Financial Times: The BBC's lessons for America. It also required a bit of creative thinking. For the natural intuition of content owners is control. The very idea of giving up perfect control over how and whether content is re-used is treason among insiders. But as the BBC understands, it does not live in Disney World. [Tomalak's Realm]

It is a little bit easier for the BBC to adopt a “Creative Commons” type attitude to their vast news archive since they have governmental support. It is very pragmatic and constructive for the BBC to allow people non-commercial use to “old” news since the taxpayers probably believe they have already paid for it. However, the BBC's pragmatic philosophy to intellectual property rights contrasts starkly with the RIAA. In the last couple of days the RIAA has just settled a file swapping case with a 12 year old girl. Common ground is sure hard to find on this issue in America. I would not be surprised if people are already starting to think of RIAA as a four letter word. Next thing you know, RIAA will become a verb like, “Boy, I really RIAA-upped it today!”

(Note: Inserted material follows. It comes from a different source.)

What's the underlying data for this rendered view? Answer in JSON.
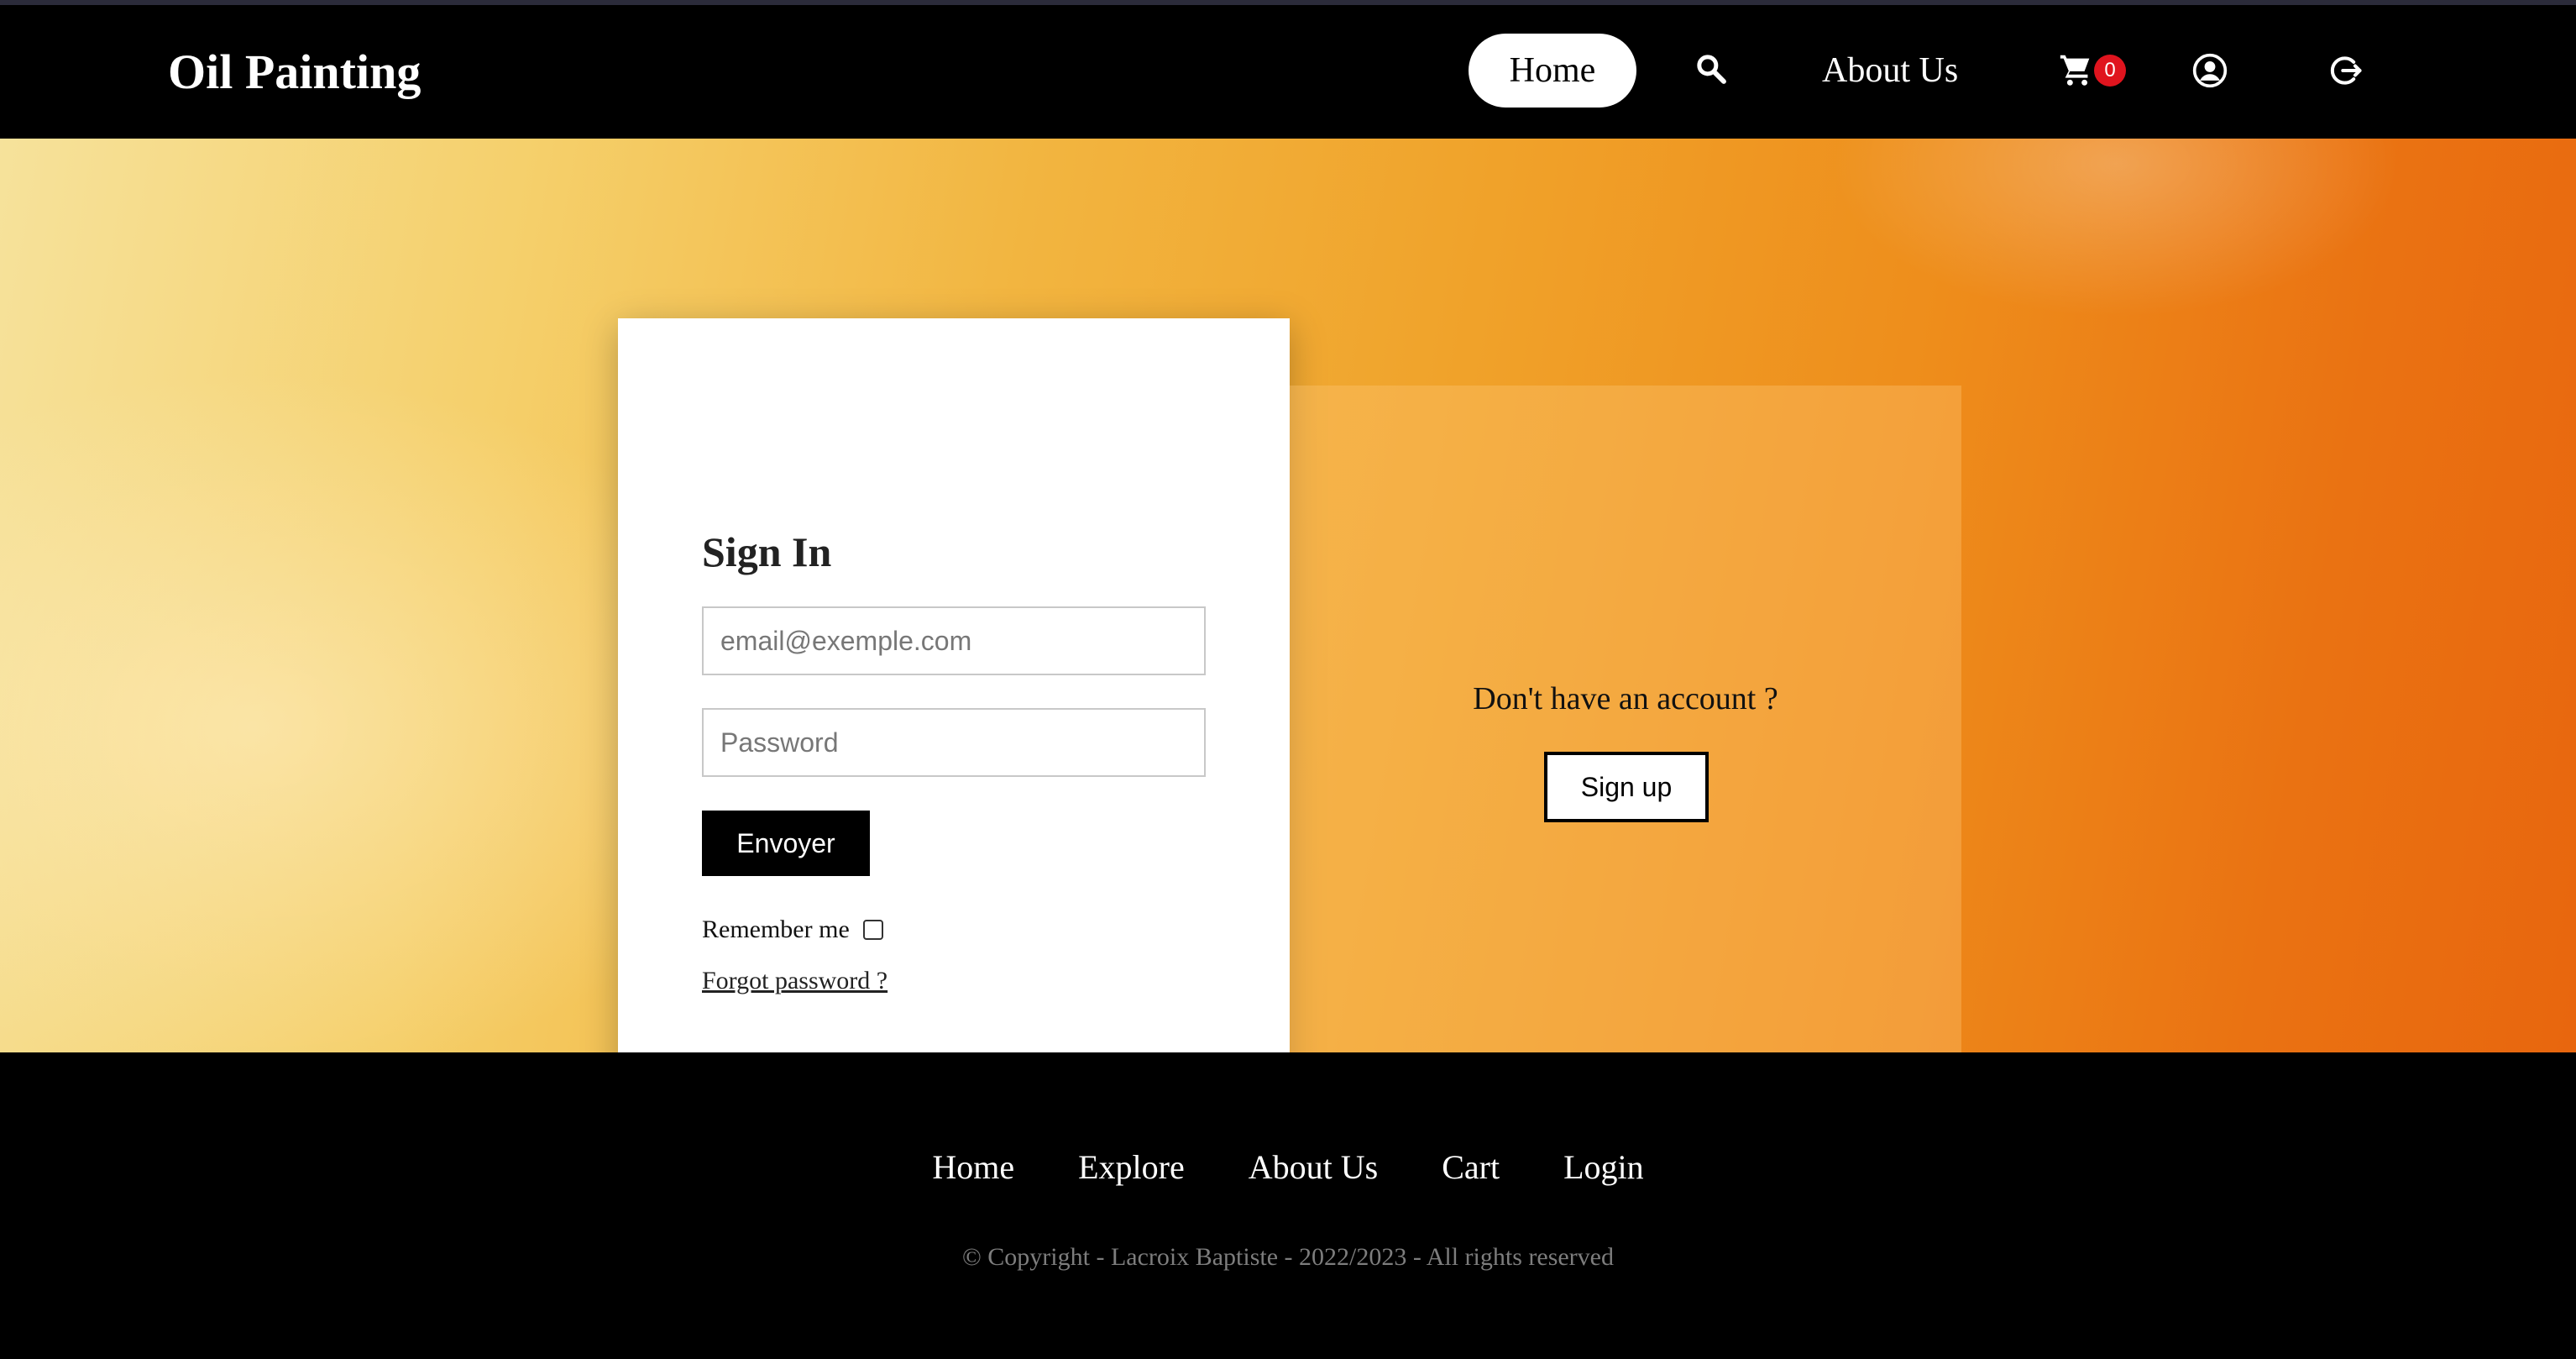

I had a relatively uneventful day. I updated my crm data on, sent a couple of emails about Habitat's Build on Faith week,  and installed the beta for Quickbooks 2004.